Yoga’s origins date back to more than 5,000 years ago in Northern India. Derived from the internalization of ritual sacrifice, yoga teaches practitioners to sacrifice not their bodies, but their egos through wisdom, action and self-knowledge.
Today, modern yoga provides a path to enlightenment, helping those who practice it to cleanse their minds and bodies of negative energy and to disconnect from their physical existence.
Few places provide more opportunity for such enlightenment than the lake, with its natural beauty, picturesque sunsets and hum of wildlife activity.
So take a look at these 5 beginner yoga poses and start enjoying the peace and rejuvenation of this age-old practice.
We start our beginner yoga poses with Sukhasana, also known as the easy pose, which requires practitioners to take a seated position with their legs crossed and folded in front of them.
In this pose, the pelvis should be in a neutral position, in line with the spine.
Palms can be positioned on top of one another in your lap, in a praying position at your chest, or resting on your knees, palms up.
Still seated, find your breath by taking several long, deep breaths in and exhaling them slowly.
After a few moments, you can also start to stretch the neck by slowly bringing chin to chest and as far back as you can comfortably go. Stretch the sides of your neck by bringing your ear to your shoulder, calmly alternating between your left and right sides.
Sukhasana is a good position with which to begin your practice as it helps you find your breath, relaxes the mind, softly stretches your muscles and strengthens your back.
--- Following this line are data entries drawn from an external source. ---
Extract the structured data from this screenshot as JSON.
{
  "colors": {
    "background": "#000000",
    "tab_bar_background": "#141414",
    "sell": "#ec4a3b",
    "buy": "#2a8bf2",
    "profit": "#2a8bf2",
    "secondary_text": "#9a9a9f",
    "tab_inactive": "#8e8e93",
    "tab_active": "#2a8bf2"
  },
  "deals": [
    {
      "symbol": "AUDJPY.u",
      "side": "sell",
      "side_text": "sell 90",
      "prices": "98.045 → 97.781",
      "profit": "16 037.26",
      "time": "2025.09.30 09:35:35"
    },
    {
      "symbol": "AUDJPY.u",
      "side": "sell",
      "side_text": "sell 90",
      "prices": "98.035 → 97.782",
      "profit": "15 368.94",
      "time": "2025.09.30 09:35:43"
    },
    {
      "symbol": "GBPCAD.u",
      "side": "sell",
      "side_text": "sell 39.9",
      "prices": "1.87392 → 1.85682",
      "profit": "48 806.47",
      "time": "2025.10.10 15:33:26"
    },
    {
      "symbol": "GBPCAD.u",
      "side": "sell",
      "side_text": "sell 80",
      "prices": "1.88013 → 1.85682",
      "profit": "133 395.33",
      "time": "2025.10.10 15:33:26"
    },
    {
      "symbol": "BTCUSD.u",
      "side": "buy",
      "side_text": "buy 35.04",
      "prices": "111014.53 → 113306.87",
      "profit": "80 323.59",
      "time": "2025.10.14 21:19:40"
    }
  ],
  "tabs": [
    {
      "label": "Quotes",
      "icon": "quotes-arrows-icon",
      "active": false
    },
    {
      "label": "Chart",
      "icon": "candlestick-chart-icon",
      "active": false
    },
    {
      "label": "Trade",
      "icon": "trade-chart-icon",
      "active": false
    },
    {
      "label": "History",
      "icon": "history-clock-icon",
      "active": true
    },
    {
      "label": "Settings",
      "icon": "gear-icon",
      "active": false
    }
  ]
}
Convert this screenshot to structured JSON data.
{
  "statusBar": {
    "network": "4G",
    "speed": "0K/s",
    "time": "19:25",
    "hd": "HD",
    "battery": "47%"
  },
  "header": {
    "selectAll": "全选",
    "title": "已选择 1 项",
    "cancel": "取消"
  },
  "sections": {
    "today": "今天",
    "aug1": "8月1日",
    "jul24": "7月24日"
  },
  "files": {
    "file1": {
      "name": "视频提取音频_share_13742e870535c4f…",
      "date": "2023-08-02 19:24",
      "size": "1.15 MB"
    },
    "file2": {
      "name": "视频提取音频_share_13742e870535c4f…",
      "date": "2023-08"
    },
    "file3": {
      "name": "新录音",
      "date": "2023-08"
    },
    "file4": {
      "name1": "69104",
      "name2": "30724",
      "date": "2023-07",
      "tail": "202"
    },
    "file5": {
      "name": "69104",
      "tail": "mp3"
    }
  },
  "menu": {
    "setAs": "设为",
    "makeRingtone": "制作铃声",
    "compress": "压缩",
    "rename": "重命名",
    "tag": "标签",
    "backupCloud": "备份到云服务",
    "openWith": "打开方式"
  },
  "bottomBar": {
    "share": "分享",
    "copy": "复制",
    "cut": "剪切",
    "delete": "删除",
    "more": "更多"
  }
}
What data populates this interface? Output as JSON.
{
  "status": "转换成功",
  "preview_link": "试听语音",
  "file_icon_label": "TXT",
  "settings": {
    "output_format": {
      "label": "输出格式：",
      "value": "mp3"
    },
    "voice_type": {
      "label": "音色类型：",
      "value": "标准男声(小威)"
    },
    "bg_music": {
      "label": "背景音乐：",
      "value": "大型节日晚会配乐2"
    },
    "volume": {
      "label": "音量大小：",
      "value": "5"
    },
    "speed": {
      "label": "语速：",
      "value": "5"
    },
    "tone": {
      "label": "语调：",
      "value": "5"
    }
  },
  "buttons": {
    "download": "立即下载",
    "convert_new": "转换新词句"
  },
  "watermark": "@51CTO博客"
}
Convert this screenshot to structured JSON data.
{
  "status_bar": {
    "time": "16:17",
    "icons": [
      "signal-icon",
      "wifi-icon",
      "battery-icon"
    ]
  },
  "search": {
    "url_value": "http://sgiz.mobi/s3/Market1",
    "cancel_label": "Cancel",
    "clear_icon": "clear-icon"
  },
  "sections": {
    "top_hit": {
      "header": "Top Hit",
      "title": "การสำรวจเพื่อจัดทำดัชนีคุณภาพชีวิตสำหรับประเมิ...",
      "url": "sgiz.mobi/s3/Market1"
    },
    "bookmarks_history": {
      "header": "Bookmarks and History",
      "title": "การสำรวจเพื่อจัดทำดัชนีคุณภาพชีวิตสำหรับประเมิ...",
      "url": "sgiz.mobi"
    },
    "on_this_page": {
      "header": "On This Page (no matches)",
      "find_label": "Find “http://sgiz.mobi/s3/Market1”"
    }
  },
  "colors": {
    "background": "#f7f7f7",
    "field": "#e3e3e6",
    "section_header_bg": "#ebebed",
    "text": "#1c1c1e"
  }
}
From the Sukhasana pose, come to all fours with your head hanging loosely and your back in a tabletop position, with your hands in line with your shoulders and your knees in line with your hips.
Next, you will alternately transition in and out of cat/cow, which stretches your torso and neck and brings awareness to your spinal movements.
Cat pose requires practitioners to take a deep breath in, rounding your spine up towards the sky and bringing your chin to your chests. Be mindful that your knees and arms stay firmly in place as your execute your move.
Transition into cow pose by slowly exhaling while pressing your stomach towards the earth and stretching your your chest towards the sky. Direct your gaze forward, so that your head is in line with your shoulders.
Slide in and out of these positions for several deep breaths before coming back to neutral spine.
3. Child’s Pose
Balasana, or child’s pose as it is most-commonly called, is a resting pose that stretches the hips and thighs and helps in relieving fatigue and stress.
To go into child’s pose from cat/cow, bring your big toes together so that your knees press out from your hips. Rock back with your arms extended out in front of you until your bottom rests on the heels of your feet.
Press your chest into the ground so that it rests between your legs. Keep your arms extended, applying slight pressure to your palms.
Take deep, conscious breaths in and out, paying close attention to breathing fully into your chest, stretching your upper spine skyward.
Rest here for as long as you would like, but be sure you are not putting too much strain on your knees or ankles.
4. Downward-Facing Dog
This beginner yoga pose is known by many names: downward dog, downward-facing dog, and (less commonly) Adho Mukha Svanasana.
Downward-facing dog helps improve digestion, relieve mild depression, energizes the body and helps stretch the hands, calves, hamstrings and arches.
To take this position from child’s pose, walk your hands forward, and roll your feet under you. Press into your feet, and extend your legs as you continue walking your hands out until your body creates a triangle with the earth.
Keep your feet hip-width apart and your hands slightly past your shoulders with your fingers spread out to distribute energy evenly between both hands.
In downward dog, you can alternate lifting your heels, press back into your calves, or rock forward gently onto your palms and then back.
5. Mountain Pose
Tadasana, or mountain pose improves posture, strengthens your legs and feet and helps to firm your core and bottom. You can use this pose as a starting or ending position during your practice as it a good resting position for refocusing your breathing.
From downward dog, walk your feet slowly toward your hands until they are directly under your hips. Slowly roll to standing position, paying careful attention to each vertebrae.
When you are fully upright, bring your feet together with your heels slightly apart, softly shifting your weight from foot to foot to gain your balance.
Tighten your core and legs and elongate your spine, keeping sure to align the crown of your head and spine. Bring your awareness to your chest, back and shoulders, so that your energy radiates from the earth through the length of your body.
Open your chest and shoulders bringing your hands, palms facing out, slightly from your sides while pushing your shoulder blades down. Your facial muscles and jaw should be relaxed.
To take your mountain pose to the next level, try closing your eyes.
Hold here while you take deep breaths in and out for about a minute before concluding your practice.
For more tips on beginner yoga poses check out The Yoga Journal, and be sure to check out what other activities you can enjoy around the lake in our article “6 Exercises That Are Better At The Lake.”
Namaste, lake lovers.